  46. Yvonne Clemente Lipko says:

    I loved it, watched it all in one day. I really didn’t want it to end. I also liked the ending.

  47. les says:

    this is like an anti-version of Seinfeld. it’s about nothing but it’s not funny, boring with unlikeable characters. this series could give roger corman a lesson on how to pad a film. with decent editing this could have been condensed down to about 30 minutes. was brad pitt smoking some bad weed when his company agreed to finance this turd? leave modern dance to those actually know what they are doing.

  48. Francesco says:

    “Our sound engineer picked up on a major one that kind of blew my mind. I was like, “That is designed for only the closest, creepiest viewer to find.””
    Now I am not going to rest in peace until I know what that is.

    • JulieMarisa says:

      I think that it is the Jim Croce song Operator

      some of the lyrics

      So I can call just to tell ’em I’m fine and to show
      I’ve overcome the blow, I’ve learned to take it well
      I only wish my words could just convince myself
      That it just wasn’t real, but that’s not the way it feels

      Jim Croce died in an airplane accident ……….. wait for it……….. with 5 other people.

      • JulieMarisa says:

        The pilot was to blame…………it was like he was flying the plane into a black hole and hit a pecan tree……..the only tree around.

    • Susan E Calloway says:


  49. Kimberly Viarella says:

    My husband and I binge-watched the series. He watched the whole thing in one sitting. I saved the final episode for this morning and I cried buckets. This is the kid of series you could have a discussion group about much like people have book club meetings! When OA had her first conversation with Steve’s teacher – that resonated with me. Working with students that have special needs or learning quirks, THOSE are the individuals I got into education to assist. The smart motivated students will be fine on their own. OA challenged her and she rose to the occaision. Lots of plot twists and symbolism. I was posting something on Facebook about the show just this morning and I compared it to “The Breakfast Club” meets dystopian microcosm. There is almost a tribute to John Hugh’s films going on within the story. OA stares that there has to be 5; reminds me of the thug, the jock, the nerd, the princess and the basket case. The 5 in the OA do not follow the stereotypes, but many of the same struggles are taking place for the characters all the same. Those and more! Can’t wait for the next season….

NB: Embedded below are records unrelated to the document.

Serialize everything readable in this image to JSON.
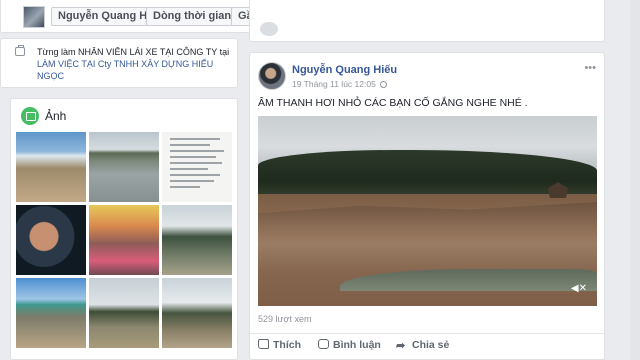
{
  "navbar": {
    "profile_name": "Nguyễn Quang Hiếu",
    "filter_label": "Dòng thời gian",
    "sort_label": "Gần đây"
  },
  "intro": {
    "text_line1": "Từng làm NHÂN VIÊN LÁI XE TẠI CÔNG TY tại",
    "link_text": "LÀM VIỆC TẠI Cty TNHH XÂY DỰNG HIẾU NGỌC"
  },
  "photos": {
    "title": "Ảnh",
    "items": [
      "photo-1",
      "photo-2",
      "photo-3",
      "photo-4",
      "photo-5",
      "photo-6",
      "photo-7",
      "photo-8",
      "photo-9"
    ]
  },
  "post": {
    "author": "Nguyễn Quang Hiếu",
    "timestamp": "19 Tháng 11 lúc 12:05",
    "text": "ÂM THANH HƠI NHỎ CÁC BẠN CỐ GẮNG NGHE NHÉ .",
    "views": "529 lượt xem",
    "actions": {
      "like": "Thích",
      "comment": "Bình luận",
      "share": "Chia sẻ"
    },
    "more_icon": "more-icon",
    "privacy_icon": "globe-icon",
    "mute_icon": "mute-icon"
  },
  "colors": {
    "link": "#365899",
    "background": "#e9ebee",
    "muted_text": "#90949c",
    "photos_icon": "#45bd62"
  }
}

    • SOLA says:

      HOMYGAHD! I swear I thought I was the only one who associated it with The Breakfast Club and that I was weird for thinking it but here you are :)

  50. Matt says:

    This show is down right breathe taking The creator was right when they said only a select few will pick this up. If you’ve been through something traumatizing or if your trying to open your mind and broaden your spectrum of reality and the universe itself you will love this. This show gave me goosebumps in every episode. Ive never once felt this passionate about a show before. I hope theres enough of us of the select few for you guys to pick up a second season.

More TV News from Variety